Copy each line below holding "subtitle".

> **DATA**

########################################

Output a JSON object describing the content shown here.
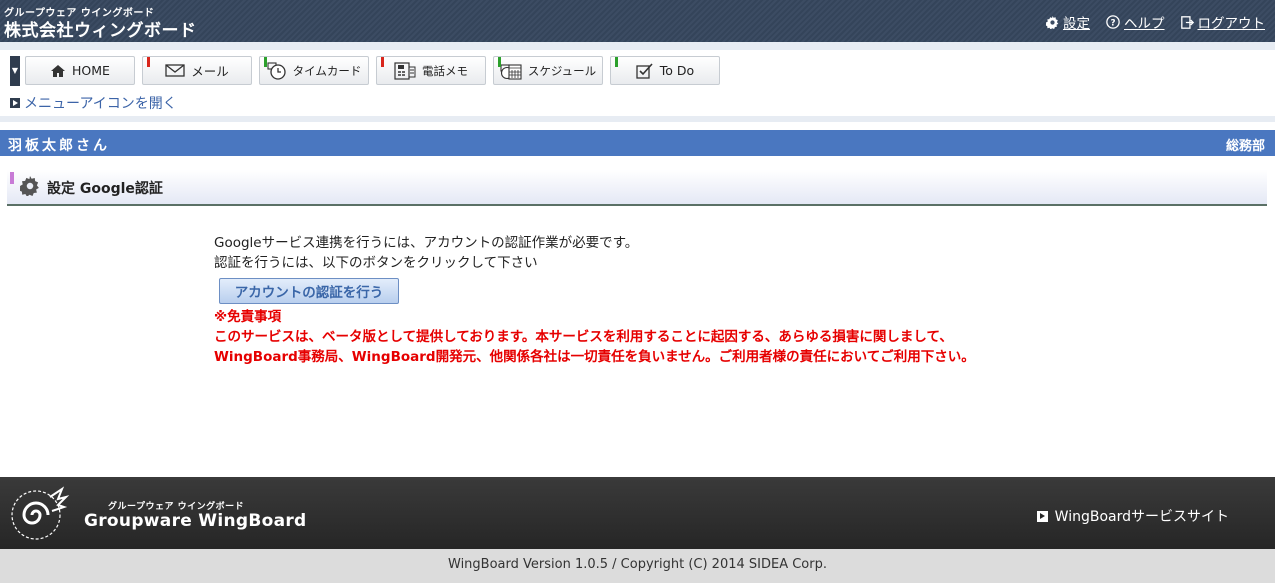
{
  "header": {
    "brand_sub": "グループウェア ウイングボード",
    "brand_main": "株式会社ウィングボード",
    "links": {
      "settings": "設定",
      "help": "ヘルプ",
      "logout": "ログアウト"
    }
  },
  "nav": {
    "items": [
      {
        "label": "HOME",
        "icon": "home-icon",
        "flag": ""
      },
      {
        "label": "メール",
        "icon": "mail-icon",
        "flag": "#d9261c"
      },
      {
        "label": "タイムカード",
        "icon": "clock-icon",
        "flag": "#2ca02c"
      },
      {
        "label": "電話メモ",
        "icon": "phone-memo-icon",
        "flag": "#d9261c"
      },
      {
        "label": "スケジュール",
        "icon": "calendar-icon",
        "flag": "#2ca02c"
      },
      {
        "label": "To Do",
        "icon": "checkbox-icon",
        "flag": "#2ca02c"
      }
    ],
    "open_menu_label": "メニューアイコンを開く"
  },
  "user": {
    "name": "羽板太郎さん",
    "department": "総務部"
  },
  "section": {
    "title": "設定 Google認証"
  },
  "content": {
    "line1": "Googleサービス連携を行うには、アカウントの認証作業が必要です。",
    "line2": "認証を行うには、以下のボタンをクリックして下さい",
    "auth_button": "アカウントの認証を行う",
    "disclaimer_title": "※免責事項",
    "disclaimer_line1": "このサービスは、ベータ版として提供しております。本サービスを利用することに起因する、あらゆる損害に関しまして、",
    "disclaimer_line2": "WingBoard事務局、WingBoard開発元、他関係各社は一切責任を負いません。ご利用者様の責任においてご利用下さい。"
  },
  "footer": {
    "brand_sub": "グループウェア ウイングボード",
    "brand_main": "Groupware WingBoard",
    "service_link": "WingBoardサービスサイト",
    "copyright": "WingBoard Version 1.0.5 / Copyright (C) 2014 SIDEA Corp."
  },
  "colors": {
    "header_bg": "#3c4c63",
    "user_bar": "#4a77c0",
    "disclaimer": "#e60000",
    "link": "#3c64a8"
  }
}
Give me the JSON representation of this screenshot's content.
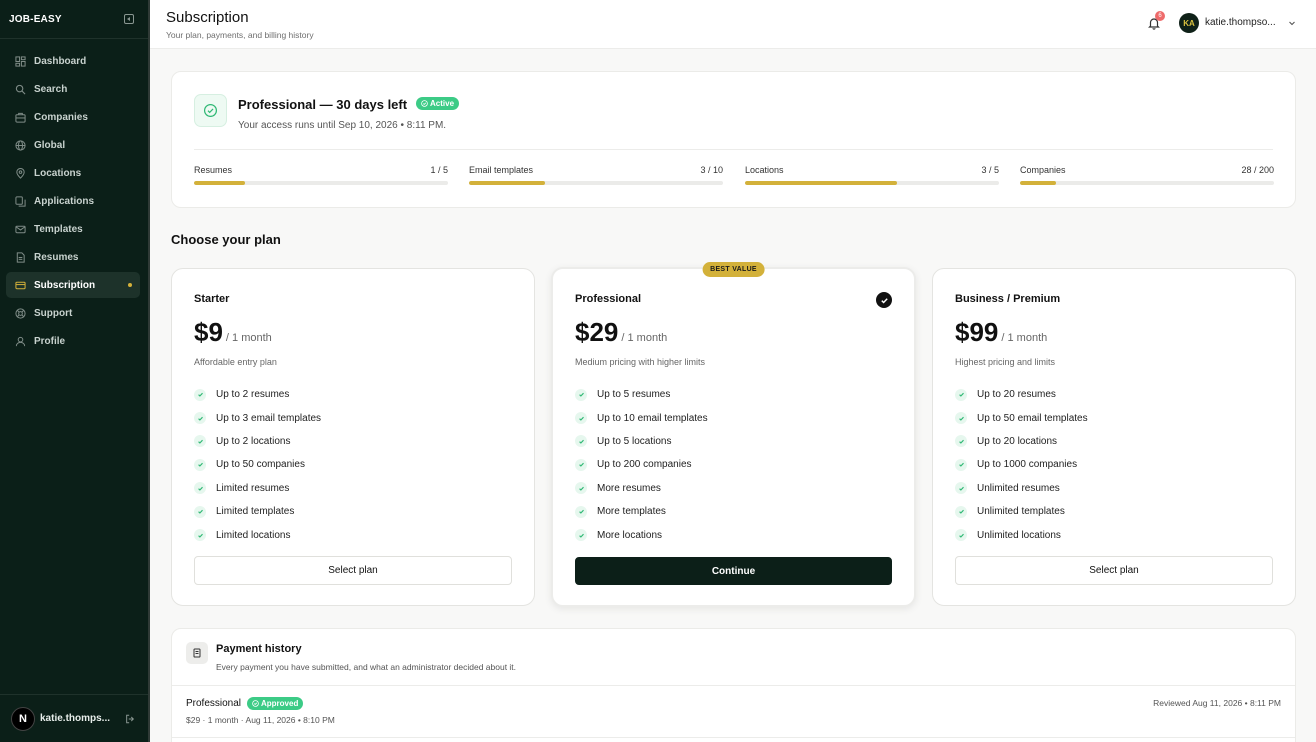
{
  "sidebar": {
    "brand": "JOB-EASY",
    "items": [
      {
        "label": "Dashboard",
        "icon": "dashboard-icon"
      },
      {
        "label": "Search",
        "icon": "search-icon"
      },
      {
        "label": "Companies",
        "icon": "building-icon"
      },
      {
        "label": "Global",
        "icon": "globe-icon"
      },
      {
        "label": "Locations",
        "icon": "map-pin-icon"
      },
      {
        "label": "Applications",
        "icon": "applications-icon"
      },
      {
        "label": "Templates",
        "icon": "mail-icon"
      },
      {
        "label": "Resumes",
        "icon": "document-icon"
      },
      {
        "label": "Subscription",
        "icon": "credit-card-icon",
        "active": true
      },
      {
        "label": "Support",
        "icon": "lifebuoy-icon"
      },
      {
        "label": "Profile",
        "icon": "user-icon"
      }
    ],
    "user": {
      "initial": "N",
      "name": "katie.thomps..."
    }
  },
  "header": {
    "title": "Subscription",
    "subtitle": "Your plan, payments, and billing history",
    "notification_count": "6",
    "user_initials": "KA",
    "user_name": "katie.thompso..."
  },
  "current_plan": {
    "title": "Professional — 30 days left",
    "status": "Active",
    "access_text": "Your access runs until Sep 10, 2026 • 8:11 PM.",
    "usage": [
      {
        "label": "Resumes",
        "value": "1 / 5",
        "fraction": 0.2
      },
      {
        "label": "Email templates",
        "value": "3 / 10",
        "fraction": 0.3
      },
      {
        "label": "Locations",
        "value": "3 / 5",
        "fraction": 0.6
      },
      {
        "label": "Companies",
        "value": "28 / 200",
        "fraction": 0.14
      }
    ]
  },
  "plans_section": {
    "title": "Choose your plan",
    "plans": [
      {
        "name": "Starter",
        "price": "$9",
        "period": "/ 1 month",
        "description": "Affordable entry plan",
        "features": [
          "Up to 2 resumes",
          "Up to 3 email templates",
          "Up to 2 locations",
          "Up to 50 companies",
          "Limited resumes",
          "Limited templates",
          "Limited locations"
        ],
        "button": "Select plan"
      },
      {
        "name": "Professional",
        "price": "$29",
        "period": "/ 1 month",
        "description": "Medium pricing with higher limits",
        "badge": "BEST VALUE",
        "features": [
          "Up to 5 resumes",
          "Up to 10 email templates",
          "Up to 5 locations",
          "Up to 200 companies",
          "More resumes",
          "More templates",
          "More locations"
        ],
        "button": "Continue"
      },
      {
        "name": "Business / Premium",
        "price": "$99",
        "period": "/ 1 month",
        "description": "Highest pricing and limits",
        "features": [
          "Up to 20 resumes",
          "Up to 50 email templates",
          "Up to 20 locations",
          "Up to 1000 companies",
          "Unlimited resumes",
          "Unlimited templates",
          "Unlimited locations"
        ],
        "button": "Select plan"
      }
    ]
  },
  "payment_history": {
    "title": "Payment history",
    "subtitle": "Every payment you have submitted, and what an administrator decided about it.",
    "rows": [
      {
        "plan": "Professional",
        "status": "Approved",
        "meta": "$29 · 1 month · Aug 11, 2026 • 8:10 PM",
        "reviewed": "Reviewed Aug 11, 2026 • 8:11 PM"
      }
    ]
  },
  "colors": {
    "accent": "#d3b13a",
    "success": "#3ccb86",
    "sidebar": "#0b1f18"
  }
}
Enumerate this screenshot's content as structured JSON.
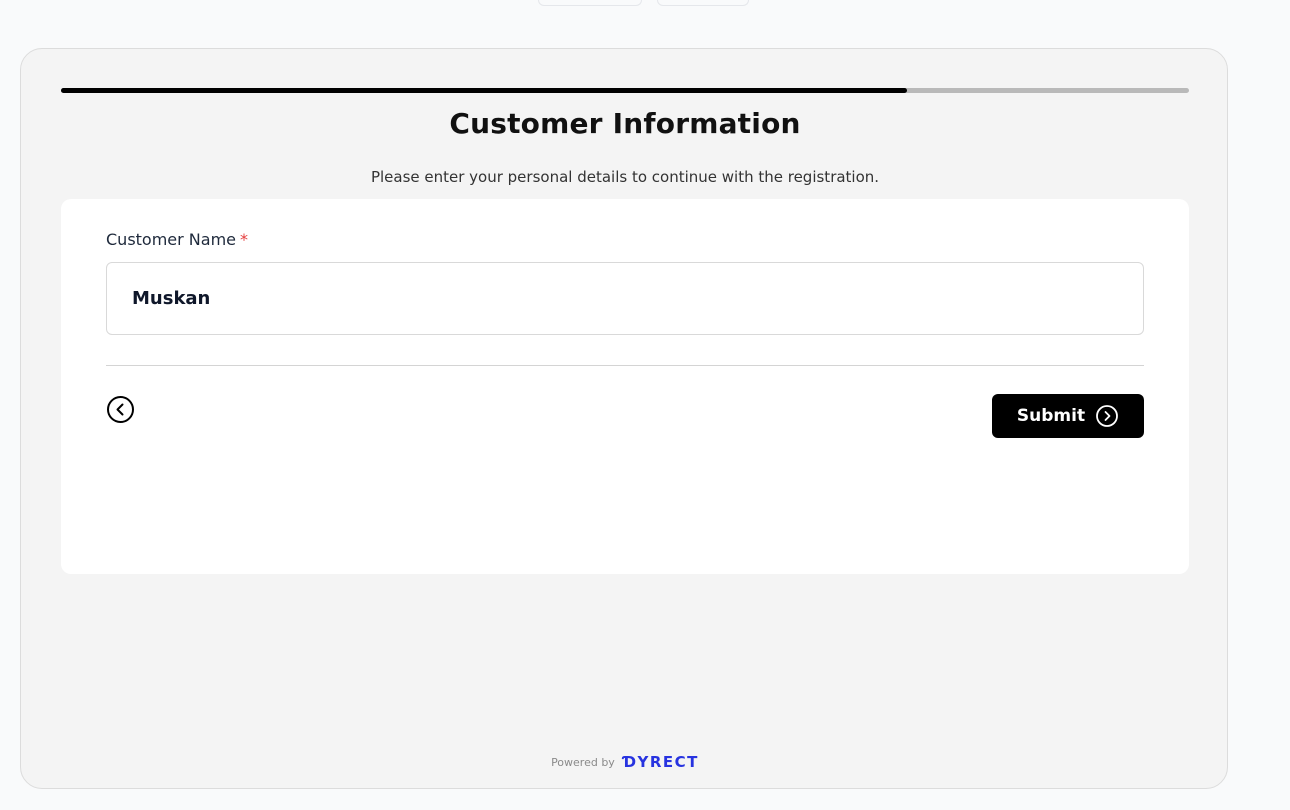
{
  "progress": {
    "value_percent": 75
  },
  "header": {
    "title": "Customer Information",
    "subtitle": "Please enter your personal details to continue with the registration."
  },
  "form": {
    "customer_name_label": "Customer Name",
    "required_marker": "*",
    "customer_name_value": "Muskan"
  },
  "actions": {
    "back_icon": "chevron-left-circle-icon",
    "submit_label": "Submit",
    "submit_icon": "chevron-right-circle-icon"
  },
  "footer": {
    "powered_by": "Powered by",
    "brand": "ƊYRECT"
  },
  "colors": {
    "accent": "#000000",
    "brand": "#2733e0",
    "required": "#e53e3e"
  }
}
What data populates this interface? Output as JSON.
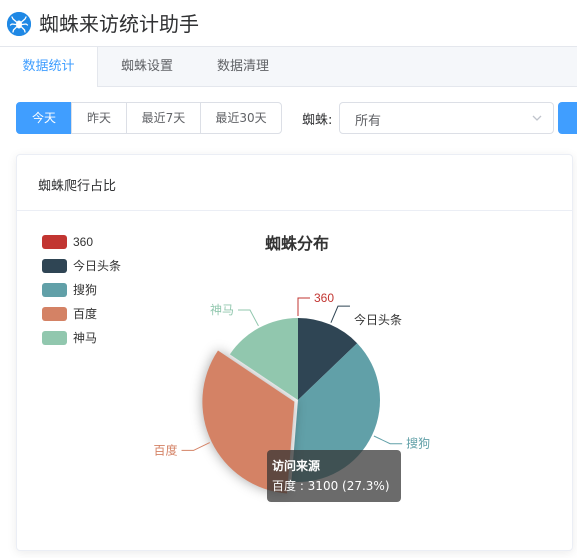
{
  "app": {
    "title": "蜘蛛来访统计助手"
  },
  "tabs": [
    {
      "label": "数据统计",
      "active": true
    },
    {
      "label": "蜘蛛设置",
      "active": false
    },
    {
      "label": "数据清理",
      "active": false
    }
  ],
  "toolbar": {
    "ranges": [
      {
        "label": "今天",
        "active": true
      },
      {
        "label": "昨天",
        "active": false
      },
      {
        "label": "最近7天",
        "active": false
      },
      {
        "label": "最近30天",
        "active": false
      }
    ],
    "spider_label": "蜘蛛:",
    "spider_select_value": "所有"
  },
  "card": {
    "title": "蜘蛛爬行占比"
  },
  "chart_data": {
    "type": "pie",
    "title": "蜘蛛分布",
    "legend_position": "top-left",
    "series": [
      {
        "name": "360",
        "value": 0,
        "color": "#c23531"
      },
      {
        "name": "今日头条",
        "value": 1200,
        "color": "#2f4554"
      },
      {
        "name": "搜狗",
        "value": 3600,
        "color": "#61a0a8"
      },
      {
        "name": "百度",
        "value": 3100,
        "color": "#d48265"
      },
      {
        "name": "神马",
        "value": 1460,
        "color": "#91c7ae"
      }
    ],
    "tooltip": {
      "title": "访问来源",
      "text": "百度 : 3100 (27.3%)"
    }
  }
}
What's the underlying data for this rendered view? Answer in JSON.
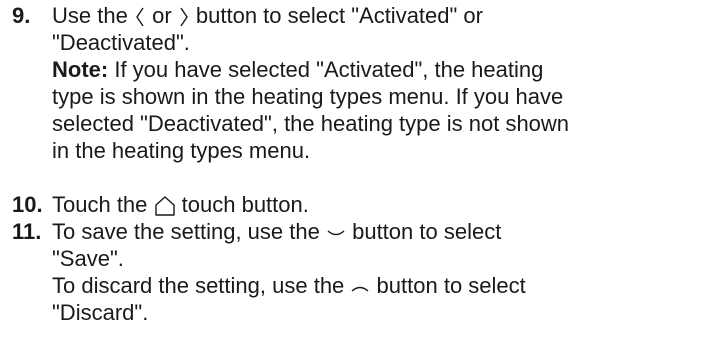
{
  "steps": [
    {
      "number": "9.",
      "lines": {
        "l1_pre": "Use the",
        "l1_or": "or",
        "l1_post": "button to select \"Activated\" or",
        "l2": "\"Deactivated\".",
        "note_label": "Note:",
        "note_l1": "If you have selected \"Activated\", the heating",
        "note_l2": "type is shown in the heating types menu. If you have",
        "note_l3": "selected \"Deactivated\", the heating type is not shown",
        "note_l4": "in the heating types menu."
      },
      "icons": [
        "angle-left-icon",
        "angle-right-icon"
      ]
    },
    {
      "number": "10.",
      "lines": {
        "l1_pre": "Touch the",
        "l1_post": "touch button."
      },
      "icons": [
        "home-icon"
      ]
    },
    {
      "number": "11.",
      "lines": {
        "l1_pre": "To save the setting, use the",
        "l1_post": "button to select",
        "l2": "\"Save\".",
        "l3_pre": "To discard the setting, use the",
        "l3_post": "button to select",
        "l4": "\"Discard\"."
      },
      "icons": [
        "chevron-down-icon",
        "chevron-up-icon"
      ]
    }
  ]
}
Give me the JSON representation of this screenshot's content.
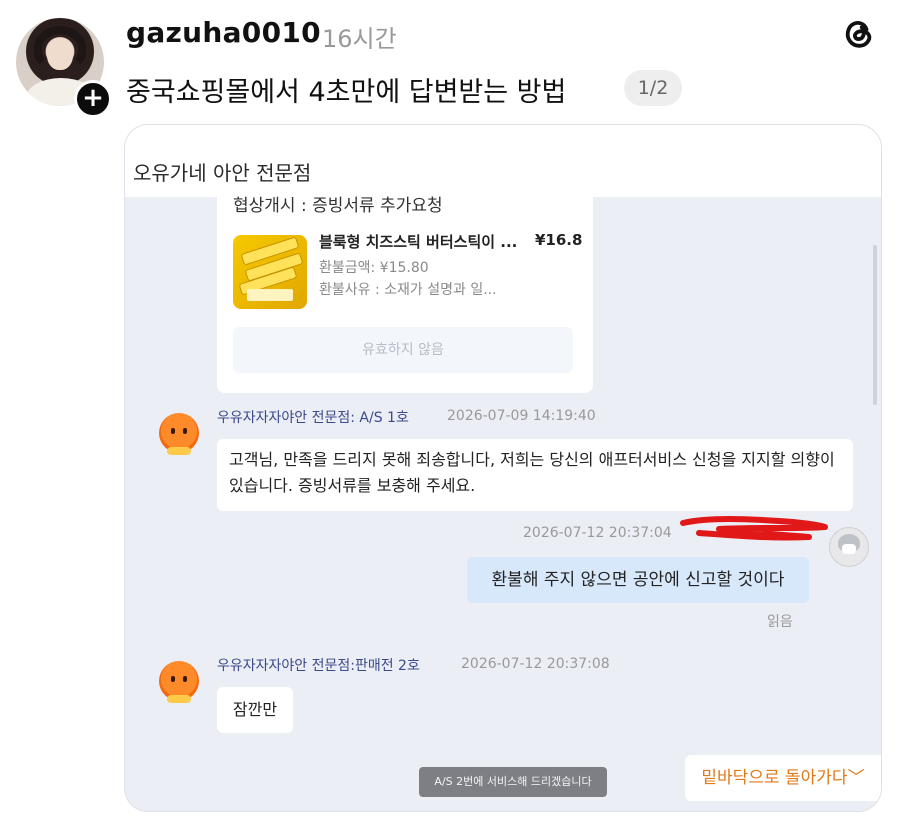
{
  "post": {
    "username": "gazuha0010",
    "time": "16시간",
    "text": "중국쇼핑몰에서 4초만에 답변받는 방법",
    "page_indicator": "1/2",
    "follow_symbol": "+",
    "icons": {
      "avatar": "profile-photo",
      "follow": "plus-icon",
      "logo": "threads-logo-icon"
    }
  },
  "chat": {
    "shop_name": "오유가네 아안 전문점",
    "card": {
      "status": "협상개시 : 증빙서류 추가요청",
      "product_name": "블룩형 치즈스틱 버터스틱이 ...",
      "product_price": "¥16.8",
      "refund_amount": "환불금액: ¥15.80",
      "refund_reason": "환불사유 : 소재가 설명과 일...",
      "invalid_button": "유효하지 않음"
    },
    "messages": [
      {
        "sender": "우유자자자야안 전문점: A/S 1호",
        "time": "2026-07-09 14:19:40",
        "text": "고객님, 만족을 드리지 못해 죄송합니다, 저희는 당신의 애프터서비스 신청을 지지할 의향이 있습니다. 증빙서류를 보충해 주세요."
      },
      {
        "time": "2026-07-12 20:37:04",
        "text": "환불해 주지 않으면 공안에 신고할 것이다",
        "status": "읽음"
      },
      {
        "sender": "우유자자자야안 전문점:판매전 2호",
        "time": "2026-07-12 20:37:08",
        "text": "잠깐만"
      }
    ],
    "toast": "A/S 2번에 서비스해 드리겠습니다",
    "scroll_to_bottom": "밑바닥으로 돌아가다",
    "colors": {
      "accent_orange": "#e07a1a",
      "user_bubble": "#d7e8fb",
      "sender_name": "#3b4a8a",
      "redaction": "#e01818"
    }
  }
}
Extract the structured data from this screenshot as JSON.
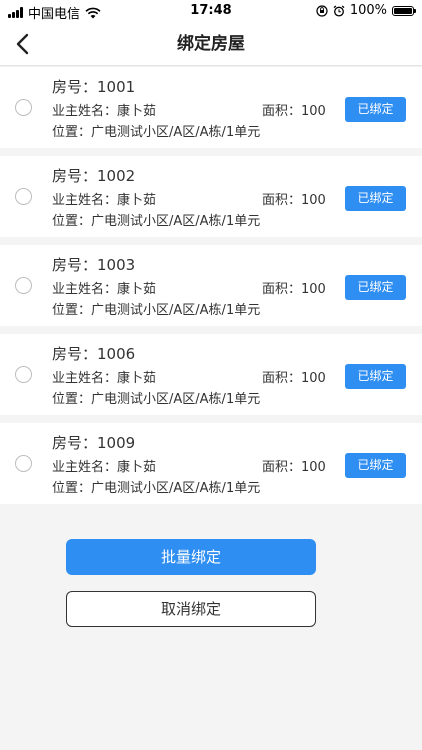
{
  "status": {
    "carrier": "中国电信",
    "time": "17:48",
    "battery": "100%",
    "battery_level": 1.0,
    "icons": [
      "signal-icon",
      "wifi-icon",
      "rotation-lock-icon",
      "alarm-icon",
      "battery-icon"
    ]
  },
  "nav": {
    "title": "绑定房屋",
    "back_icon": "chevron-left-icon"
  },
  "labels": {
    "room": "房号：",
    "owner": "业主姓名：",
    "area": "面积：",
    "location": "位置："
  },
  "houses": [
    {
      "room": "1001",
      "owner": "康卜茹",
      "area": "100",
      "location": "广电测试小区/A区/A栋/1单元",
      "status": "已绑定"
    },
    {
      "room": "1002",
      "owner": "康卜茹",
      "area": "100",
      "location": "广电测试小区/A区/A栋/1单元",
      "status": "已绑定"
    },
    {
      "room": "1003",
      "owner": "康卜茹",
      "area": "100",
      "location": "广电测试小区/A区/A栋/1单元",
      "status": "已绑定"
    },
    {
      "room": "1006",
      "owner": "康卜茹",
      "area": "100",
      "location": "广电测试小区/A区/A栋/1单元",
      "status": "已绑定"
    },
    {
      "room": "1009",
      "owner": "康卜茹",
      "area": "100",
      "location": "广电测试小区/A区/A栋/1单元",
      "status": "已绑定"
    }
  ],
  "actions": {
    "batch_bind": "批量绑定",
    "cancel_bind": "取消绑定"
  },
  "colors": {
    "accent": "#2f8ef1",
    "background": "#f4f4f4"
  }
}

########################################

> **ANSWER TO THE PROBLEM**
    "subtitle": "Your plan, payments, and billing history",
    "subtitle": "Every payment you have submitted, and what an administrator decided about it.",
    "subtitle": "Please enter your personal details to continue with the registration."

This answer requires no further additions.